KINSHASA (Reuters) - Congo’s foreign minister said on Friday that a purported threat against U.S. government facilities that has kept the U.S. embassy closed all week is real and serious.
The U.S. embassy in the capital, Kinshasa, has been closed since last weekend due to what it says is “credible and specific information of a possible terrorist threat”. It has declined to elaborate.
Earlier in the week, Democratic Republic of Congo’s government spokesman said U.S. officials were keeping the government in the dark and questioned whether the threat was an “imaginary alert”.
But in a news conference on Friday, Foreign Minister Leonard She Okitundu, who met with U.S. Deputy Assistant Secretary of State Elizabeth Fitzsimmons on Wednesday, said the threat was real.
“It’s clear these threats are serious. The U.S. and our services have serious information regarding the validity of the threat,” he said. “For the moment, there is coordination between the security services of the U.S., regional countries and Congo.”
He declined to provide any further specifics.
U.S. officials have remained tight-lipped in public about the nature of the threat, but have informed foreign diplomats that the embassy closure is due to the arrest last week of a cell of Tanzanian jihadists from a Ugandan Islamist group called the Allied Democratic Forces (ADF), two diplomats told Reuters.

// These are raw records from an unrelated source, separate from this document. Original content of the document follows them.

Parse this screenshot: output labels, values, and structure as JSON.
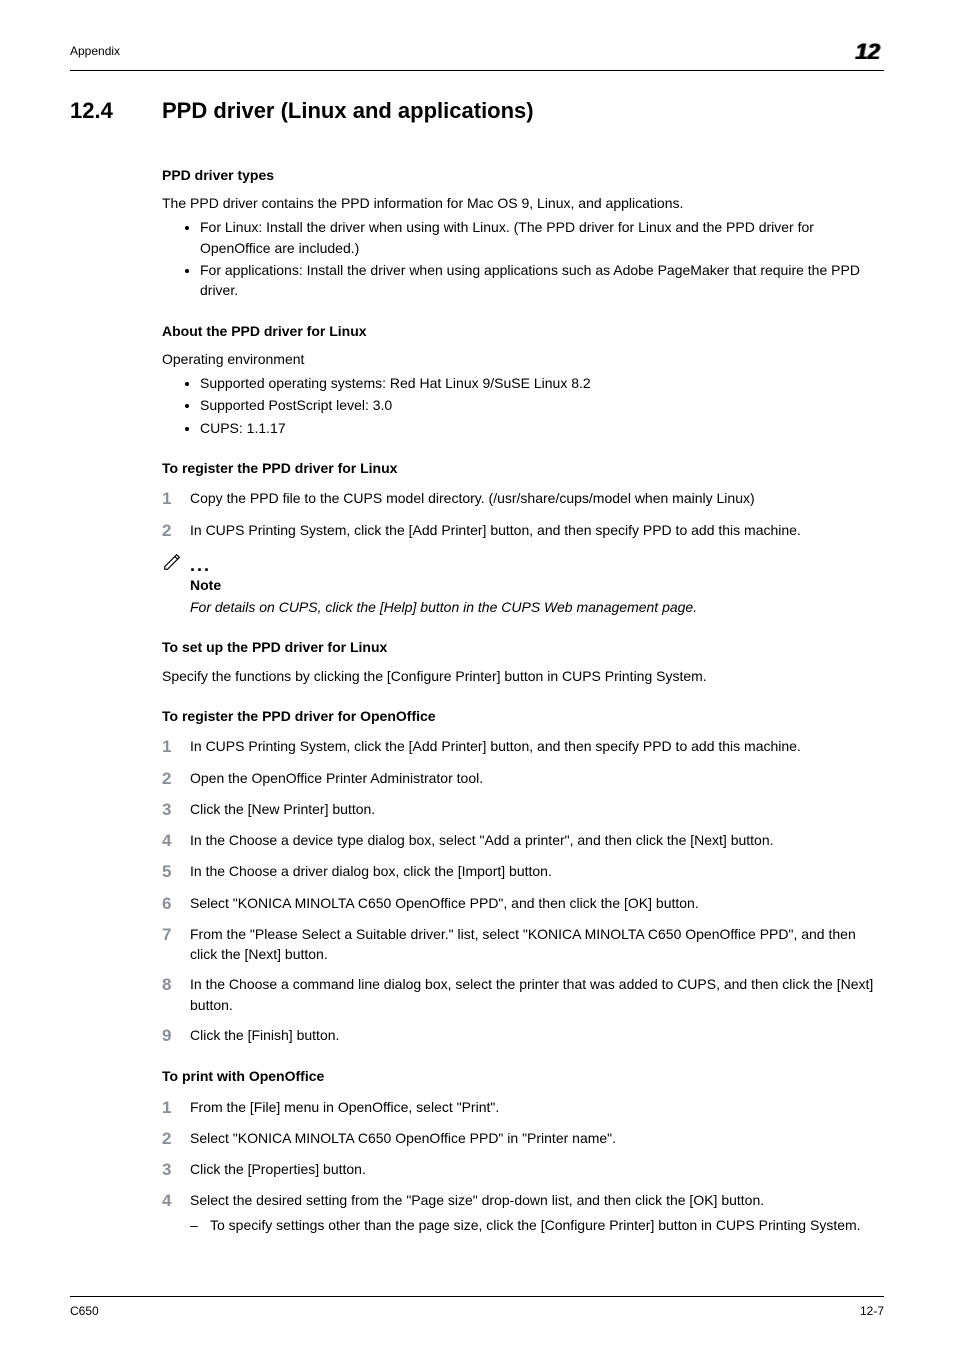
{
  "header": {
    "left": "Appendix",
    "right": "12"
  },
  "section": {
    "num": "12.4",
    "title": "PPD driver (Linux and applications)"
  },
  "ppd_types": {
    "heading": "PPD driver types",
    "intro": "The PPD driver contains the PPD information for Mac OS 9, Linux, and applications.",
    "bullets": [
      "For Linux: Install the driver when using with Linux. (The PPD driver for Linux and the PPD driver for OpenOffice are included.)",
      "For applications: Install the driver when using applications such as Adobe PageMaker that require the PPD driver."
    ]
  },
  "about_linux": {
    "heading": "About the PPD driver for Linux",
    "intro": "Operating environment",
    "bullets": [
      "Supported operating systems: Red Hat Linux 9/SuSE Linux 8.2",
      "Supported PostScript level: 3.0",
      "CUPS: 1.1.17"
    ]
  },
  "reg_linux": {
    "heading": "To register the PPD driver for Linux",
    "steps": [
      "Copy the PPD file to the CUPS model directory. (/usr/share/cups/model when mainly Linux)",
      "In CUPS Printing System, click the [Add Printer] button, and then specify PPD to add this machine."
    ]
  },
  "note": {
    "label": "Note",
    "body": "For details on CUPS, click the [Help] button in the CUPS Web management page."
  },
  "setup_linux": {
    "heading": "To set up the PPD driver for Linux",
    "para": "Specify the functions by clicking the [Configure Printer] button in CUPS Printing System."
  },
  "reg_oo": {
    "heading": "To register the PPD driver for OpenOffice",
    "steps": [
      "In CUPS Printing System, click the [Add Printer] button, and then specify PPD to add this machine.",
      "Open the OpenOffice Printer Administrator tool.",
      "Click the [New Printer] button.",
      "In the Choose a device type dialog box, select \"Add a printer\", and then click the [Next] button.",
      "In the Choose a driver dialog box, click the [Import] button.",
      "Select \"KONICA MINOLTA C650 OpenOffice PPD\", and then click the [OK] button.",
      "From the \"Please Select a Suitable driver.\" list, select \"KONICA MINOLTA C650 OpenOffice PPD\", and then click the [Next] button.",
      "In the Choose a command line dialog box, select the printer that was added to CUPS, and then click the [Next] button.",
      "Click the [Finish] button."
    ]
  },
  "print_oo": {
    "heading": "To print with OpenOffice",
    "steps": [
      "From the [File] menu in OpenOffice, select \"Print\".",
      "Select \"KONICA MINOLTA C650 OpenOffice PPD\" in \"Printer name\".",
      "Click the [Properties] button.",
      "Select the desired setting from the \"Page size\" drop-down list, and then click the [OK] button."
    ],
    "sub4": "To specify settings other than the page size, click the [Configure Printer] button in CUPS Printing System."
  },
  "footer": {
    "left": "C650",
    "right": "12-7"
  }
}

U.S. officials believe the cell members were planning to strike U.S. government facilities in Kinshasa, which lies just across the Congo River from their base in Congo Republic’s capital, Brazzaville, the diplomats said.
However, the diplomats did not know where the arrests took place nor how many cell members were arrested. Congo Republic’s government spokesmen said he had no information on the matter.
Any such plot would mark a dramatic shift for the ADF, a militia that operates primarily in eastern Congo, nearly 2,000 km from Kinshasa, and which has never carried out attacks outside of eastern Congo or Uganda.
A third diplomat, who was also briefed on a purported ADF threat to U.S. facilities, expressed scepticism about the threat, which the diplomat said was flagged to U.S. officials by Congo’s military intelligence service.
U.N. and independent experts have for years been unable to confirm allegations from the Ugandan and Congolese governments that the ADF has links to Somalia’s al Shabaab or other jihadist groups.
But a report by the Congo Research Group and Bridgeway Foundation earlier this month found the ADF had received money in recent years from a financier linked to Islamic State, suggesting tentative ties with foreign jihadists, including in Tanzania and other east African countries.
Additional reporting by Stanis Bujakera and Benoit Nyemba in Kinshasa and Aaron Ross in Dakar; Editing by Peter Graff